Write back every entry exactly as it reads, with the pictures left behind.

[Records for the exercise Boundary: Start]

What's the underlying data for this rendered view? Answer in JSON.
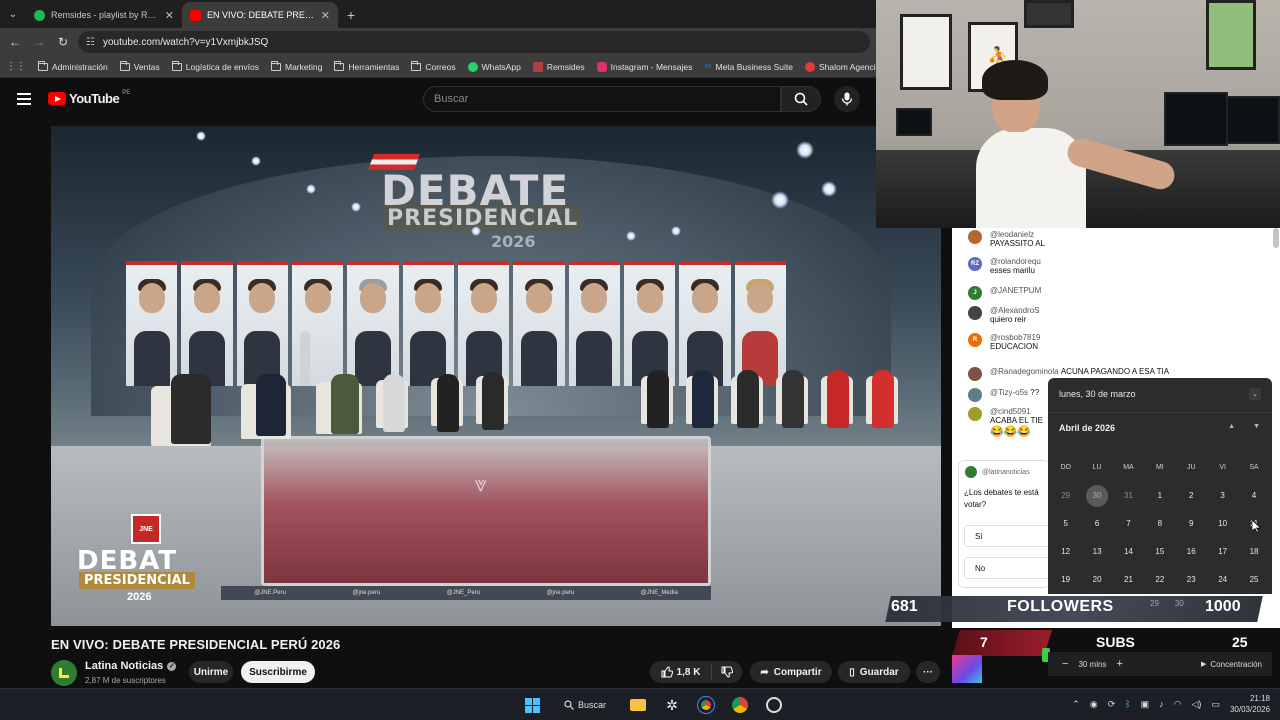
{
  "browser": {
    "tabs": [
      {
        "title": "Remsides - playlist by RemSide",
        "active": false,
        "favicon_color": "#1db954"
      },
      {
        "title": "EN VIVO: DEBATE PRESIDENCIAL",
        "active": true,
        "favicon_color": "#ff0000"
      }
    ],
    "url": "youtube.com/watch?v=y1VxmjbkJSQ",
    "bookmarks": [
      {
        "label": "Administración",
        "icon": "folder-icon"
      },
      {
        "label": "Ventas",
        "icon": "folder-icon"
      },
      {
        "label": "Logística de envíos",
        "icon": "folder-icon"
      },
      {
        "label": "Marketing",
        "icon": "folder-icon"
      },
      {
        "label": "Herramientas",
        "icon": "folder-icon"
      },
      {
        "label": "Correos",
        "icon": "folder-icon"
      },
      {
        "label": "WhatsApp",
        "icon": "whatsapp-icon",
        "color": "#25d366"
      },
      {
        "label": "Remsides",
        "icon": "remsides-icon",
        "color": "#b04040"
      },
      {
        "label": "Instagram - Mensajes",
        "icon": "instagram-icon",
        "color": "#e1306c"
      },
      {
        "label": "Meta Business Suite",
        "icon": "meta-icon",
        "color": "#1877f2"
      },
      {
        "label": "Shalom Agencias",
        "icon": "shalom-icon",
        "color": "#e53935"
      }
    ]
  },
  "youtube": {
    "logo_text": "YouTube",
    "country_code": "PE",
    "search_placeholder": "Buscar",
    "video_title": "EN VIVO: DEBATE PRESIDENCIAL PERÚ 2026",
    "channel_name": "Latina Noticias",
    "subscribers": "2,87 M de suscriptores",
    "join_label": "Unirme",
    "subscribe_label": "Suscribirme",
    "likes": "1,8 K",
    "share_label": "Compartir",
    "save_label": "Guardar",
    "more_label": "···"
  },
  "video_overlay": {
    "banner_title": "DEBATE",
    "banner_sub": "PRESIDENCIAL",
    "banner_year": "2026",
    "jne": "JNE",
    "debat": "DEBAT",
    "presidencial": "PRESIDENCIAL",
    "year": "2026",
    "socials": [
      "@JNE.Peru",
      "@jne.peru",
      "@JNE_Peru",
      "@jne.peru",
      "@JNE_Media"
    ]
  },
  "chat": {
    "messages": [
      {
        "user": "@leodanielz",
        "text": "PAYASSITO AL",
        "avatar_color": "#b5652f",
        "avatar_text": ""
      },
      {
        "user": "@rolandorequ",
        "text": "esses marilu",
        "avatar_color": "#5c6bc0",
        "avatar_text": "RZ"
      },
      {
        "user": "@JANETPUM",
        "text": "",
        "avatar_color": "#2e7d32",
        "avatar_text": "J"
      },
      {
        "user": "@AlexandroS",
        "text": "quiero reir",
        "avatar_color": "#444444",
        "avatar_text": ""
      },
      {
        "user": "@rosbob7819",
        "text": "EDUCACION",
        "avatar_color": "#ef6c00",
        "avatar_text": "R"
      },
      {
        "user": "@Ranadegominola",
        "text": "ACUNA PAGANDO A ESA TIA",
        "avatar_color": "#795548",
        "avatar_text": ""
      },
      {
        "user": "@Tizy-o5s",
        "text": "??",
        "avatar_color": "#607d8b",
        "avatar_text": ""
      },
      {
        "user": "@cind5091",
        "text": "ACABA EL TIE",
        "avatar_color": "#9e9d24",
        "avatar_text": ""
      }
    ],
    "emojis": "😂😂😂",
    "poll": {
      "channel": "@latinanoticias",
      "question": "¿Los debates te está votar?",
      "options": [
        "Sí",
        "No"
      ]
    }
  },
  "calendar": {
    "selected_date": "lunes, 30 de marzo",
    "month_title": "Abril de 2026",
    "weekdays": [
      "DO",
      "LU",
      "MA",
      "MI",
      "JU",
      "VI",
      "SA"
    ],
    "weeks": [
      [
        "29",
        "30",
        "31",
        "1",
        "2",
        "3",
        "4"
      ],
      [
        "5",
        "6",
        "7",
        "8",
        "9",
        "10",
        "11"
      ],
      [
        "12",
        "13",
        "14",
        "15",
        "16",
        "17",
        "18"
      ],
      [
        "19",
        "20",
        "21",
        "22",
        "23",
        "24",
        "25"
      ]
    ],
    "next_row_partial": [
      "29",
      "30"
    ],
    "focus_minus": "−",
    "focus_minutes": "30 mins",
    "focus_plus": "+",
    "focus_label": "Concentración"
  },
  "stream_overlay": {
    "followers_current": "681",
    "followers_label": "FOLLOWERS",
    "followers_goal": "1000",
    "subs_current": "7",
    "subs_label": "SUBS",
    "subs_goal": "25"
  },
  "taskbar": {
    "search_label": "Buscar",
    "time": "21:18",
    "date": "30/03/2026"
  }
}
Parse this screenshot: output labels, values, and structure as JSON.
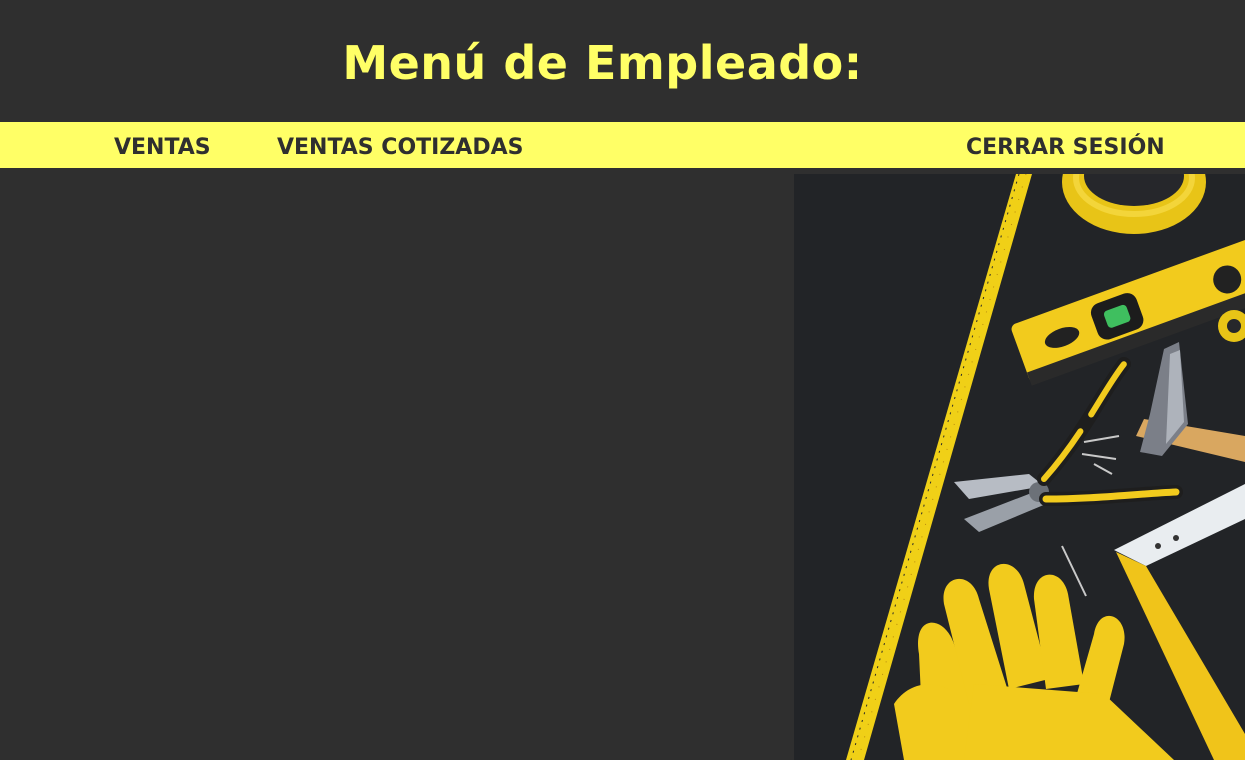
{
  "header": {
    "title": "Menú de Empleado:"
  },
  "nav": {
    "items": [
      {
        "label": "VENTAS"
      },
      {
        "label": "VENTAS COTIZADAS"
      }
    ],
    "logout": "CERRAR SESIÓN"
  },
  "image": {
    "subject": "tools-on-dark-surface"
  },
  "colors": {
    "background": "#2f2f2f",
    "accent": "#ffff66",
    "nav_text": "#2f2f2f"
  }
}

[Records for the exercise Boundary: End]

**Reply to the exercise**:
What's the underlying data for this rendered view? Answer in JSON.
{
  "browser": {
    "tabs": [
      {
        "title": "Remsides - playlist by RemSide",
        "active": false,
        "favicon_color": "#1db954"
      },
      {
        "title": "EN VIVO: DEBATE PRESIDENCIAL",
        "active": true,
        "favicon_color": "#ff0000"
      }
    ],
    "url": "youtube.com/watch?v=y1VxmjbkJSQ",
    "bookmarks": [
      {
        "label": "Administración",
        "icon": "folder-icon"
      },
      {
        "label": "Ventas",
        "icon": "folder-icon"
      },
      {
        "label": "Logística de envíos",
        "icon": "folder-icon"
      },
      {
        "label": "Marketing",
        "icon": "folder-icon"
      },
      {
        "label": "Herramientas",
        "icon": "folder-icon"
      },
      {
        "label": "Correos",
        "icon": "folder-icon"
      },
      {
        "label": "WhatsApp",
        "icon": "whatsapp-icon",
        "color": "#25d366"
      },
      {
        "label": "Remsides",
        "icon": "remsides-icon",
        "color": "#b04040"
      },
      {
        "label": "Instagram - Mensajes",
        "icon": "instagram-icon",
        "color": "#e1306c"
      },
      {
        "label": "Meta Business Suite",
        "icon": "meta-icon",
        "color": "#1877f2"
      },
      {
        "label": "Shalom Agencias",
        "icon": "shalom-icon",
        "color": "#e53935"
      }
    ]
  },
  "youtube": {
    "logo_text": "YouTube",
    "country_code": "PE",
    "search_placeholder": "Buscar",
    "video_title": "EN VIVO: DEBATE PRESIDENCIAL PERÚ 2026",
    "channel_name": "Latina Noticias",
    "subscribers": "2,87 M de suscriptores",
    "join_label": "Unirme",
    "subscribe_label": "Suscribirme",
    "likes": "1,8 K",
    "share_label": "Compartir",
    "save_label": "Guardar",
    "more_label": "···"
  },
  "video_overlay": {
    "banner_title": "DEBATE",
    "banner_sub": "PRESIDENCIAL",
    "banner_year": "2026",
    "jne": "JNE",
    "debat": "DEBAT",
    "presidencial": "PRESIDENCIAL",
    "year": "2026",
    "socials": [
      "@JNE.Peru",
      "@jne.peru",
      "@JNE_Peru",
      "@jne.peru",
      "@JNE_Media"
    ]
  },
  "chat": {
    "messages": [
      {
        "user": "@leodanielz",
        "text": "PAYASSITO AL",
        "avatar_color": "#b5652f",
        "avatar_text": ""
      },
      {
        "user": "@rolandorequ",
        "text": "esses marilu",
        "avatar_color": "#5c6bc0",
        "avatar_text": "RZ"
      },
      {
        "user": "@JANETPUM",
        "text": "",
        "avatar_color": "#2e7d32",
        "avatar_text": "J"
      },
      {
        "user": "@AlexandroS",
        "text": "quiero reir",
        "avatar_color": "#444444",
        "avatar_text": ""
      },
      {
        "user": "@rosbob7819",
        "text": "EDUCACION",
        "avatar_color": "#ef6c00",
        "avatar_text": "R"
      },
      {
        "user": "@Ranadegominola",
        "text": "ACUNA PAGANDO A ESA TIA",
        "avatar_color": "#795548",
        "avatar_text": ""
      },
      {
        "user": "@Tizy-o5s",
        "text": "??",
        "avatar_color": "#607d8b",
        "avatar_text": ""
      },
      {
        "user": "@cind5091",
        "text": "ACABA EL TIE",
        "avatar_color": "#9e9d24",
        "avatar_text": ""
      }
    ],
    "emojis": "😂😂😂",
    "poll": {
      "channel": "@latinanoticias",
      "question": "¿Los debates te está votar?",
      "options": [
        "Sí",
        "No"
      ]
    }
  },
  "calendar": {
    "selected_date": "lunes, 30 de marzo",
    "month_title": "Abril de 2026",
    "weekdays": [
      "DO",
      "LU",
      "MA",
      "MI",
      "JU",
      "VI",
      "SA"
    ],
    "weeks": [
      [
        "29",
        "30",
        "31",
        "1",
        "2",
        "3",
        "4"
      ],
      [
        "5",
        "6",
        "7",
        "8",
        "9",
        "10",
        "11"
      ],
      [
        "12",
        "13",
        "14",
        "15",
        "16",
        "17",
        "18"
      ],
      [
        "19",
        "20",
        "21",
        "22",
        "23",
        "24",
        "25"
      ]
    ],
    "next_row_partial": [
      "29",
      "30"
    ],
    "focus_minus": "−",
    "focus_minutes": "30 mins",
    "focus_plus": "+",
    "focus_label": "Concentración"
  },
  "stream_overlay": {
    "followers_current": "681",
    "followers_label": "FOLLOWERS",
    "followers_goal": "1000",
    "subs_current": "7",
    "subs_label": "SUBS",
    "subs_goal": "25"
  },
  "taskbar": {
    "search_label": "Buscar",
    "time": "21:18",
    "date": "30/03/2026"
  }
}
Parse this screenshot: output labels, values, and structure as JSON.
{
  "header": {
    "title": "Menú de Empleado:"
  },
  "nav": {
    "items": [
      {
        "label": "VENTAS"
      },
      {
        "label": "VENTAS COTIZADAS"
      }
    ],
    "logout": "CERRAR SESIÓN"
  },
  "image": {
    "subject": "tools-on-dark-surface"
  },
  "colors": {
    "background": "#2f2f2f",
    "accent": "#ffff66",
    "nav_text": "#2f2f2f"
  }
}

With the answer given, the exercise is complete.